**Supplied records**
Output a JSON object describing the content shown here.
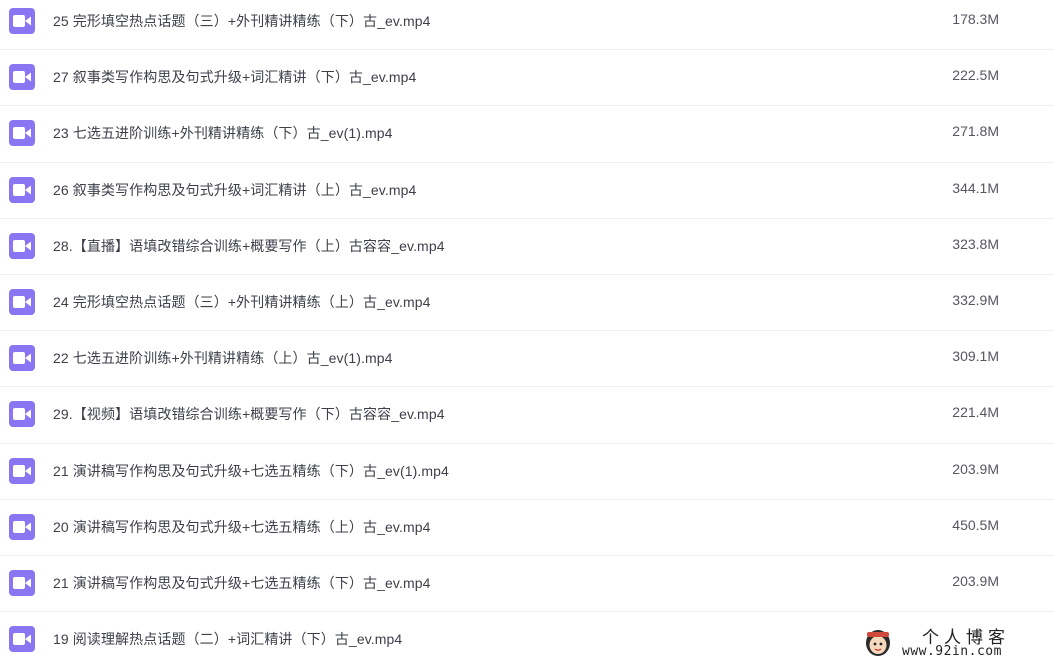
{
  "files": [
    {
      "name": "25 完形填空热点话题（三）+外刊精讲精练（下）古_ev.mp4",
      "size": "178.3M",
      "icon": "video-icon"
    },
    {
      "name": "27 叙事类写作构思及句式升级+词汇精讲（下）古_ev.mp4",
      "size": "222.5M",
      "icon": "video-icon"
    },
    {
      "name": "23 七选五进阶训练+外刊精讲精练（下）古_ev(1).mp4",
      "size": "271.8M",
      "icon": "video-icon"
    },
    {
      "name": "26 叙事类写作构思及句式升级+词汇精讲（上）古_ev.mp4",
      "size": "344.1M",
      "icon": "video-icon"
    },
    {
      "name": "28.【直播】语填改错综合训练+概要写作（上）古容容_ev.mp4",
      "size": "323.8M",
      "icon": "video-icon"
    },
    {
      "name": "24 完形填空热点话题（三）+外刊精讲精练（上）古_ev.mp4",
      "size": "332.9M",
      "icon": "video-icon"
    },
    {
      "name": "22 七选五进阶训练+外刊精讲精练（上）古_ev(1).mp4",
      "size": "309.1M",
      "icon": "video-icon"
    },
    {
      "name": "29.【视频】语填改错综合训练+概要写作（下）古容容_ev.mp4",
      "size": "221.4M",
      "icon": "video-icon"
    },
    {
      "name": "21 演讲稿写作构思及句式升级+七选五精练（下）古_ev(1).mp4",
      "size": "203.9M",
      "icon": "video-icon"
    },
    {
      "name": "20 演讲稿写作构思及句式升级+七选五精练（上）古_ev.mp4",
      "size": "450.5M",
      "icon": "video-icon"
    },
    {
      "name": "21 演讲稿写作构思及句式升级+七选五精练（下）古_ev.mp4",
      "size": "203.9M",
      "icon": "video-icon"
    },
    {
      "name": "19 阅读理解热点话题（二）+词汇精讲（下）古_ev.mp4",
      "size": "",
      "icon": "video-icon"
    }
  ],
  "watermark": {
    "title": "个人博客",
    "url": "www.92in.com"
  },
  "colors": {
    "icon_bg": "#8a76f2",
    "text": "#3d3f4a",
    "divider": "#ededf2"
  }
}
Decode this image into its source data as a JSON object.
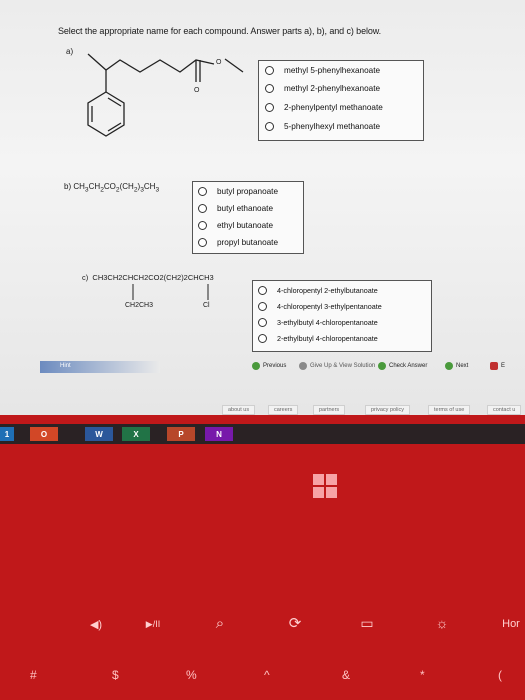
{
  "instructions": "Select the appropriate name for each compound. Answer parts a), b), and c) below.",
  "question_a": {
    "label": "a)",
    "structure_labels": {
      "oxygen_single": "O",
      "oxygen_double": "O"
    },
    "options": [
      "methyl 5-phenylhexanoate",
      "methyl 2-phenylhexanoate",
      "2-phenylpentyl methanoate",
      "5-phenylhexyl methanoate"
    ]
  },
  "question_b": {
    "label": "b)",
    "formula_parts": [
      "CH",
      "3",
      "CH",
      "2",
      "CO",
      "2",
      "(CH",
      "2",
      ")",
      "3",
      "CH",
      "3"
    ],
    "options": [
      "butyl propanoate",
      "butyl ethanoate",
      "ethyl butanoate",
      "propyl butanoate"
    ]
  },
  "question_c": {
    "label": "c)",
    "formula_main": "CH3CH2CHCH2CO2(CH2)2CHCH3",
    "substituent_left": "CH2CH3",
    "substituent_right": "Cl",
    "options": [
      "4-chloropentyl 2-ethylbutanoate",
      "4-chloropentyl 3-ethylpentanoate",
      "3-ethylbutyl 4-chloropentanoate",
      "2-ethylbutyl 4-chloropentanoate"
    ]
  },
  "toolbar": {
    "hint": "Hint",
    "previous": "Previous",
    "give_up": "Give Up & View Solution",
    "check": "Check Answer",
    "next": "Next",
    "exit": "E"
  },
  "footer": [
    "about us",
    "careers",
    "partners",
    "privacy policy",
    "terms of use",
    "contact u"
  ],
  "taskbar": {
    "apps": [
      {
        "name": "O",
        "color": "#d24726"
      },
      {
        "name": "W",
        "color": "#2b579a"
      },
      {
        "name": "X",
        "color": "#217346"
      },
      {
        "name": "P",
        "color": "#b7472a"
      },
      {
        "name": "N",
        "color": "#7719aa"
      }
    ],
    "number": "1"
  },
  "keyboard": {
    "fn_row": [
      "◀)",
      "▶/II",
      "⌕",
      "⟳",
      "▭",
      "☼",
      "Hor"
    ],
    "num_row": [
      "#",
      "$",
      "%",
      "^",
      "&",
      "*",
      "("
    ]
  }
}
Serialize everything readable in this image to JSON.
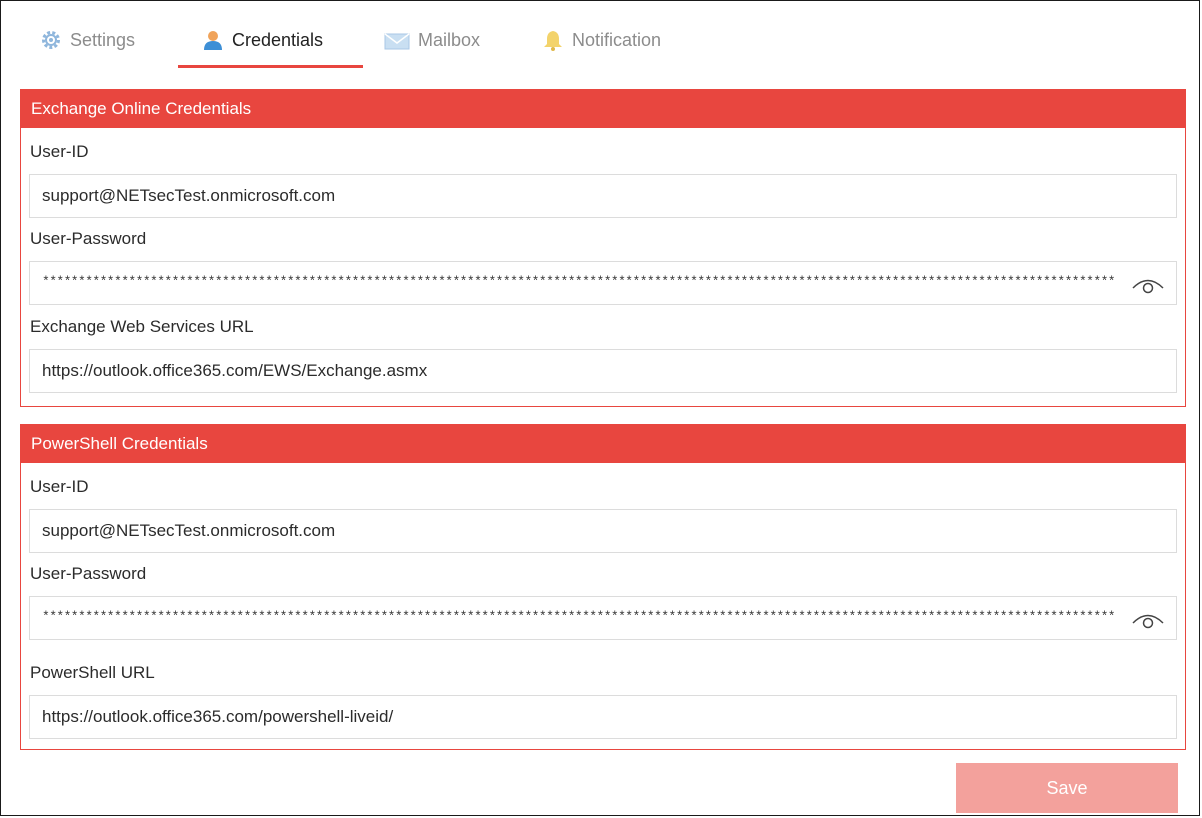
{
  "tabs": [
    {
      "label": "Settings",
      "icon": "gear-icon",
      "active": false
    },
    {
      "label": "Credentials",
      "icon": "user-icon",
      "active": true
    },
    {
      "label": "Mailbox",
      "icon": "mailbox-icon",
      "active": false
    },
    {
      "label": "Notification",
      "icon": "bell-icon",
      "active": false
    }
  ],
  "exchange": {
    "title": "Exchange Online Credentials",
    "user_id_label": "User-ID",
    "user_id_value": "support@NETsecTest.onmicrosoft.com",
    "password_label": "User-Password",
    "password_value": "**************************************************************************************************************************************************************************************************************************************",
    "url_label": "Exchange Web Services URL",
    "url_value": "https://outlook.office365.com/EWS/Exchange.asmx"
  },
  "powershell": {
    "title": "PowerShell Credentials",
    "user_id_label": "User-ID",
    "user_id_value": "support@NETsecTest.onmicrosoft.com",
    "password_label": "User-Password",
    "password_value": "**************************************************************************************************************************************************************************************************************************************",
    "url_label": "PowerShell URL",
    "url_value": "https://outlook.office365.com/powershell-liveid/"
  },
  "save_label": "Save",
  "colors": {
    "accent": "#e8463f",
    "save_disabled": "#f3a19c"
  }
}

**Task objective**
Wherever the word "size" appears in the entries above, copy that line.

**Answer space**
      "size": "178.3M",
      "size": "222.5M",
      "size": "271.8M",
      "size": "344.1M",
      "size": "323.8M",
      "size": "332.9M",
      "size": "309.1M",
      "size": "221.4M",
      "size": "203.9M",
      "size": "450.5M",
      "size": "203.9M",
      "size": "",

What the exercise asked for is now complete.